I have been very lucky with the students I have taught over the last 2 years. Their perseverance and dedication has been inspiring. As an instructor you may at times forget how hard it was when you first started diving, so by having this empathy and understanding allows us to think outside the box. Teaching in the UK can be really challenging, not only for an instructor but for the student as well. New divers not only have to deal with the unfamiliarity of breathing underwater and controlling their buoyancy for the first time, they also have to do this in a dry suit simultaneously, which for even an experienced diver takes time to master.

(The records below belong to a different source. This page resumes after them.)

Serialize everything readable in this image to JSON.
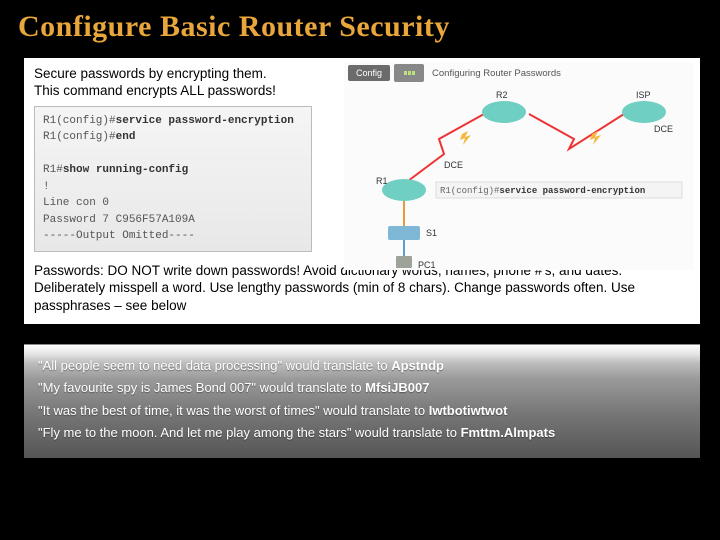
{
  "title": "Configure Basic Router Security",
  "intro": "Secure passwords by encrypting them. This command encrypts ALL passwords!",
  "cli": {
    "l1_prompt": "R1(config)#",
    "l1_cmd": "service password-encryption",
    "l2_prompt": "R1(config)#",
    "l2_cmd": "end",
    "l3_prompt": "R1#",
    "l3_cmd": "show running-config",
    "l4": "!",
    "l5": "Line con 0",
    "l6": "Password 7 C956F57A109A",
    "l7": "-----Output Omitted----"
  },
  "diagram": {
    "config_btn": "Config",
    "breadcrumb": "Configuring Router Passwords",
    "r1": "R1",
    "r2": "R2",
    "isp": "ISP",
    "s1": "S1",
    "pc1": "PC1",
    "dce1": "DCE",
    "dce2": "DCE",
    "cmd_prompt": "R1(config)#",
    "cmd_text": "service password-encryption"
  },
  "passwords_para": "Passwords: DO NOT write down passwords!  Avoid dictionary words, names, phone #'s, and dates.  Deliberately misspell a word.  Use lengthy passwords (min of 8 chars).  Change passwords often.  Use passphrases – see below",
  "phrases": {
    "p1a": "\"All people seem to need data processing\" would translate to ",
    "p1b": "Apstndp",
    "p2a": "\"My favourite spy is James Bond 007\" would translate to ",
    "p2b": "MfsiJB007",
    "p3a": "\"It was the best of time, it was the worst of times\" would translate to ",
    "p3b": "Iwtbotiwtwot",
    "p4a": "\"Fly me to the moon. And let me play among the stars\" would translate to ",
    "p4b": "Fmttm.Almpats"
  }
}
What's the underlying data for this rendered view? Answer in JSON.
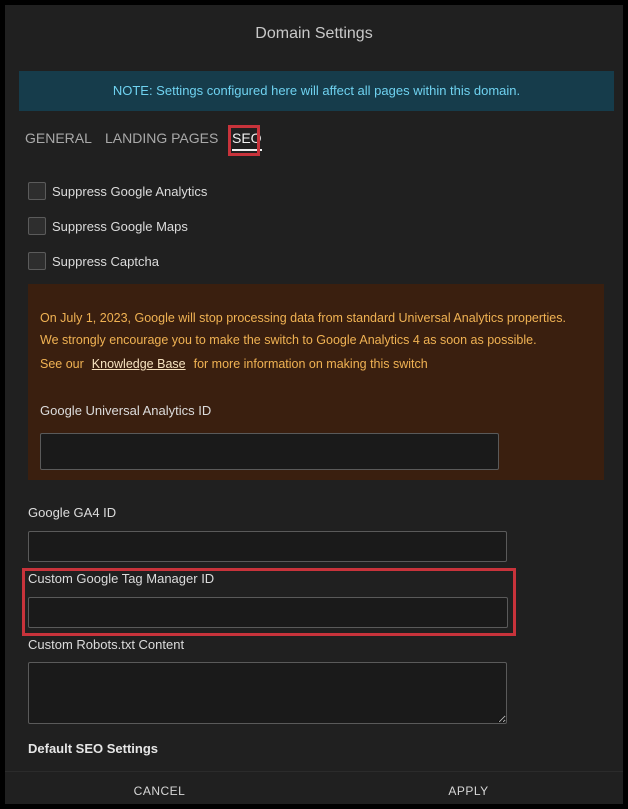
{
  "dialog": {
    "title": "Domain Settings"
  },
  "note": "NOTE: Settings configured here will affect all pages within this domain.",
  "tabs": [
    {
      "label": "GENERAL",
      "active": false
    },
    {
      "label": "LANDING PAGES",
      "active": false
    },
    {
      "label": "SEO",
      "active": true
    }
  ],
  "checkboxes": [
    {
      "label": "Suppress Google Analytics",
      "checked": false
    },
    {
      "label": "Suppress Google Maps",
      "checked": false
    },
    {
      "label": "Suppress Captcha",
      "checked": false
    }
  ],
  "warning": {
    "line1": "On July 1, 2023, Google will stop processing data from standard Universal Analytics properties.",
    "line2": "We strongly encourage you to make the switch to Google Analytics 4 as soon as possible.",
    "line3_prefix": "See our",
    "link": "Knowledge Base",
    "line3_suffix": "for more information on making this switch",
    "ua_label": "Google Universal Analytics ID",
    "ua_value": ""
  },
  "fields": {
    "ga4_label": "Google GA4 ID",
    "ga4_value": "",
    "gtm_label": "Custom Google Tag Manager ID",
    "gtm_value": "",
    "robots_label": "Custom Robots.txt Content",
    "robots_value": ""
  },
  "default_seo_heading": "Default SEO Settings",
  "footer": {
    "cancel": "CANCEL",
    "apply": "APPLY"
  },
  "colors": {
    "dialog_bg": "#202020",
    "note_bg": "#163c4b",
    "note_text": "#6fd2f0",
    "warning_bg": "#3a1f0f",
    "warning_text": "#f0b253",
    "highlight": "#c8333b"
  }
}
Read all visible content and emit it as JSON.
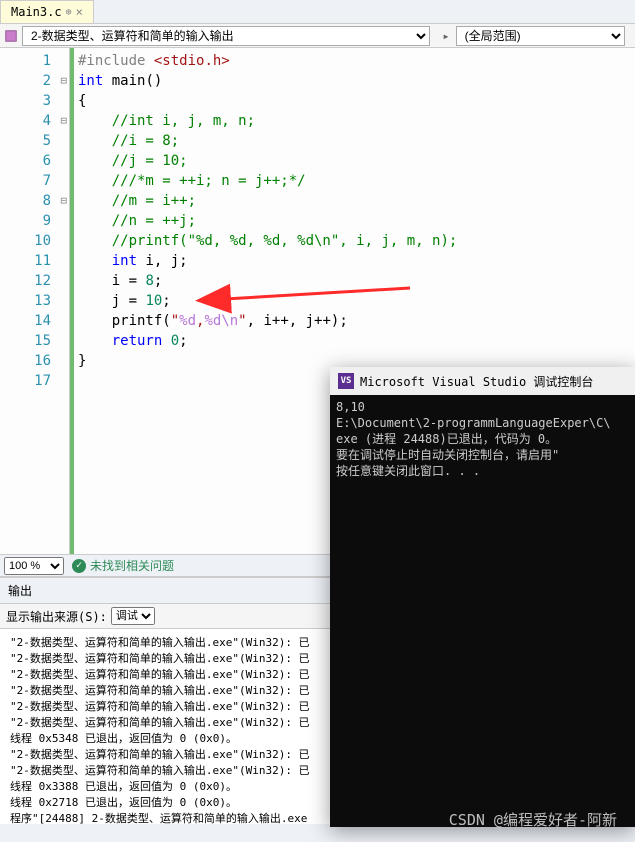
{
  "tab": {
    "name": "Main3.c",
    "pin_icon": "⊕",
    "close_icon": "×"
  },
  "breadcrumb": {
    "left": "2-数据类型、运算符和简单的输入输出",
    "right": "(全局范围)"
  },
  "code": {
    "lines": [
      {
        "n": 1,
        "html": "<span class='pp'>#include</span> <span class='inc'>&lt;stdio.h&gt;</span>"
      },
      {
        "n": 2,
        "html": "<span class='kw'>int</span> <span class='fn'>main</span>()"
      },
      {
        "n": 3,
        "html": "{"
      },
      {
        "n": 4,
        "html": "    <span class='cm'>//int i, j, m, n;</span>"
      },
      {
        "n": 5,
        "html": "    <span class='cm'>//i = 8;</span>"
      },
      {
        "n": 6,
        "html": "    <span class='cm'>//j = 10;</span>"
      },
      {
        "n": 7,
        "html": "    <span class='cm'>///*m = ++i; n = j++;*/</span>"
      },
      {
        "n": 8,
        "html": "    <span class='cm'>//m = i++;</span>"
      },
      {
        "n": 9,
        "html": "    <span class='cm'>//n = ++j;</span>"
      },
      {
        "n": 10,
        "html": "    <span class='cm'>//printf(\"%d, %d, %d, %d\\n\", i, j, m, n);</span>"
      },
      {
        "n": 11,
        "html": ""
      },
      {
        "n": 12,
        "html": "    <span class='kw'>int</span> i, j;"
      },
      {
        "n": 13,
        "html": "    i = <span class='num'>8</span>;"
      },
      {
        "n": 14,
        "html": "    j = <span class='num'>10</span>;"
      },
      {
        "n": 15,
        "html": "    printf(<span class='str'>\"</span><span class='esc'>%d</span><span class='str'>,</span><span class='esc'>%d\\n</span><span class='str'>\"</span>, i++, j++);"
      },
      {
        "n": 16,
        "html": "    <span class='kw'>return</span> <span class='num'>0</span>;"
      },
      {
        "n": 17,
        "html": "}"
      }
    ]
  },
  "zoom": {
    "value": "100 %",
    "status": "未找到相关问题"
  },
  "output": {
    "title": "输出",
    "source_label": "显示输出来源(S):",
    "source_value": "调试",
    "lines": [
      "\"2-数据类型、运算符和简单的输入输出.exe\"(Win32): 已",
      "\"2-数据类型、运算符和简单的输入输出.exe\"(Win32): 已",
      "\"2-数据类型、运算符和简单的输入输出.exe\"(Win32): 已",
      "\"2-数据类型、运算符和简单的输入输出.exe\"(Win32): 已",
      "\"2-数据类型、运算符和简单的输入输出.exe\"(Win32): 已",
      "\"2-数据类型、运算符和简单的输入输出.exe\"(Win32): 已",
      "线程 0x5348 已退出，返回值为 0 (0x0)。",
      "\"2-数据类型、运算符和简单的输入输出.exe\"(Win32): 已",
      "\"2-数据类型、运算符和简单的输入输出.exe\"(Win32): 已",
      "线程 0x3388 已退出，返回值为 0 (0x0)。",
      "线程 0x2718 已退出，返回值为 0 (0x0)。",
      "程序\"[24488] 2-数据类型、运算符和简单的输入输出.exe"
    ]
  },
  "console": {
    "title": "Microsoft Visual Studio 调试控制台",
    "lines": [
      "8,10",
      "",
      "E:\\Document\\2-programmLanguageExper\\C\\",
      "exe (进程 24488)已退出，代码为 0。",
      "要在调试停止时自动关闭控制台，请启用\"",
      "按任意键关闭此窗口. . ."
    ]
  },
  "watermark": "CSDN @编程爱好者-阿新"
}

If that wasn’t enough they also have to overcome the fabulous weather we get in the UK (no sarcasm obviously ;)).
One of the key points I highlight to my students during the briefing for open water, is that unfortunately the weather cannot be controlled and they have bring a positive attitude and prepare for the worse.
‘The attitude you bring to the dive, will shape your dive’
I have taught in snow, hail, down pours of rain, freezing to warm water temperatures ranging from 5 -18 degrees Celsius and least I forget the odd sunny glorious days. And in any one of those conditions above my cheeks still get burnt every weekend!!
One of the hardest skills for new divers is to be able to control their buoyancy, there can be a lot of ‘yo yoing’ going on the open water dives to start, but once they start to get the hang of it you can see the relaxation in their face and the enjoyment taking over. I truly believe that divers completing their open water in the UK, especially in a dry suit, pushes their ability to the max and sets their diving capabilities much higher than learning in less demanding environments.
Time of my life!!
To all non-dry suit instructors, if you really want to progress your skills as a diver and instructor, head to a country (UK preferable ;)) where dry suits are essential. I promise you, you will be amazed at the skills you will gain. I feel very privileged to say I have had the chance to work at one of the UK’s top Dive Centres. The staff at Aquasport International have been incredible to work with, even when they dress/look like this.
They took me into their dive family and despite me being the brunt of most of their jokes, the banter is what I will miss the most. I’m off to explore the world once again but I know I will find myself back home in the UK one day and the first thing I will do is head to Aquasport International and get straight back into that dry suit. Sorry Mum, I will try and pop by to say hello first!